Many law schools have had to turn to the unstable workforce that is adjuncts to fill out the course offerings. Of course, some adjunct-taught courses, are needed to pass the bar exam. But you never know which adjunct is going to stay for the long haul over multiple academic years. It might start out as an intellectual stimulating adventure for adjuncts but once they realize the amount of work involved and the ROI in terms of time spent, it is not an uncommon occurance to hear them say, "sorry, got to much billable work to do so I can't teach this year."
Over the years, I read more than just a few student evaluations of adjunct-taught courses. While some do complain that adjuncts spent too much time recounting "war stories," most student evaluations praised adjunct prof courses higher than the tenured and tenure-track faculty for being "more relevant."

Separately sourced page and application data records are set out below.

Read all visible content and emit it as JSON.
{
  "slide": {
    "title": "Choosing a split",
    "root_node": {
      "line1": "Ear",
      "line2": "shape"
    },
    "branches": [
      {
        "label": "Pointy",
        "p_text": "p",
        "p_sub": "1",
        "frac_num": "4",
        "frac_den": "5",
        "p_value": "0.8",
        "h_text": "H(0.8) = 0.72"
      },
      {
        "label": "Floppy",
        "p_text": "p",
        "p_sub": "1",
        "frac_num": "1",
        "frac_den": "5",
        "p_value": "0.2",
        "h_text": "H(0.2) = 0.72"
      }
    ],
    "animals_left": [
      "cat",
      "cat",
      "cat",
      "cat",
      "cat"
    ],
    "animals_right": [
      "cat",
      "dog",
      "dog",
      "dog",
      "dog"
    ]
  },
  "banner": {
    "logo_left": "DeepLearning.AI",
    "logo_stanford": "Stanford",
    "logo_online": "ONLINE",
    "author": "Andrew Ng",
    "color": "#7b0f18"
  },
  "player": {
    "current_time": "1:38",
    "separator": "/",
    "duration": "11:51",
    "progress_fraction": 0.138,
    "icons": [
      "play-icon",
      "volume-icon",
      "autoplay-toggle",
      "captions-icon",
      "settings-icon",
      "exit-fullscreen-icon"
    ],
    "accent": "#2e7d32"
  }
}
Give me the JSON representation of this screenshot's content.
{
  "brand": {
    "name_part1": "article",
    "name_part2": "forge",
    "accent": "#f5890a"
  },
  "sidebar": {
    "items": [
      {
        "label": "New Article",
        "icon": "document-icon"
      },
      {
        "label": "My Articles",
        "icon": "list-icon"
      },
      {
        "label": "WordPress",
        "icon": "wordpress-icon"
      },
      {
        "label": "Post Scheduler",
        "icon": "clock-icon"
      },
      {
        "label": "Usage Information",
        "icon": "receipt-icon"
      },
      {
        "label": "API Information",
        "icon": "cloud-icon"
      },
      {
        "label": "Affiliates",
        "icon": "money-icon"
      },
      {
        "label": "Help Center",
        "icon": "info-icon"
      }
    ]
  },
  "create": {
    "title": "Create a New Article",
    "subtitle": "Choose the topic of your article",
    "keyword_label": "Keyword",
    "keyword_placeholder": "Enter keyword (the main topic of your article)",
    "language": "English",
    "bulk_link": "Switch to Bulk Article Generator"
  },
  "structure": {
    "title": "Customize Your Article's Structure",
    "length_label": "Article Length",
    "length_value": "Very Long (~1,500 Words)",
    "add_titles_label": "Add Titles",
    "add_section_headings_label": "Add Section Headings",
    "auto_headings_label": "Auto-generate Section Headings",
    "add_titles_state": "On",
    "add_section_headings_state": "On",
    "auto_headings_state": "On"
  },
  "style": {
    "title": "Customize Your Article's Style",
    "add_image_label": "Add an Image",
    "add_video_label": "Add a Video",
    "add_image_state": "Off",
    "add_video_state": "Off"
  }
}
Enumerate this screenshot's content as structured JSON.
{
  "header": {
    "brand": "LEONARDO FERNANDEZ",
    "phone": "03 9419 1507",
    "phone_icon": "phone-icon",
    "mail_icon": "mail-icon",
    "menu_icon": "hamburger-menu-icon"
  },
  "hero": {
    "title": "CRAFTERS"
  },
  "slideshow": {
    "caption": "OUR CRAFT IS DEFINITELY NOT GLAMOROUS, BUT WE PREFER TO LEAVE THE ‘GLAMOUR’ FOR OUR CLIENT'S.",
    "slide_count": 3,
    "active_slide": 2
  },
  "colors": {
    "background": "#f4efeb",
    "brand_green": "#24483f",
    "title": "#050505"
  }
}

Time for the ABA to Regulate the Value-Added Contributions Made by Adjunct Law Profs. Under existing ABA Accredition Standards, the ABA does monitor the use of adjunct law profs. Can't remember if it is a ratio of courses or credit hours but I'm thinking the ABA must dig deeper. In view of my very unscientific review of adjunct prof courses being evaluated as being "more relevant," even in doctrinal courses, I'm not suggesting that the ABA should mandate a reduction in the use of adjuncts but perhaps the ABA should require long-term employment contracts so that there is some measure of stability that students can rely on. Perhaps the ABA also should require compensation that is pro rata based for tenure and tenure-track faculties. Offering CLE credit hours earnings and a small stipend (when the latter is even offers) does not reflect the value added by law school adjuncts to the law school educational experience.
It's Good to be a Tenured Law Prof. Tenured law profs earn a decent living. Considering the oversupply of law school grads in the current labor market, I'm reminded of the once routine whining heard in faculty lounges by tenured law profs about how they earned substantially less than their students who get hired by BigLaw as first year associates, I'm thinking tenured law profs now are, or damn well should be, delighted to be earning more that temps working in document review factories -- that's the new earnings comparison. Tenured law profs also are pretty damn statisfied with their jobs according to TaxProf Blog's American Bar Foundation: Tenured Law Faculty Salaries, Job Satisfaction. The post refers to the ABA Foundation's recently published survey results. See After Tenure: Post-Tenure Law Professors in the U.S. (2011) [JH]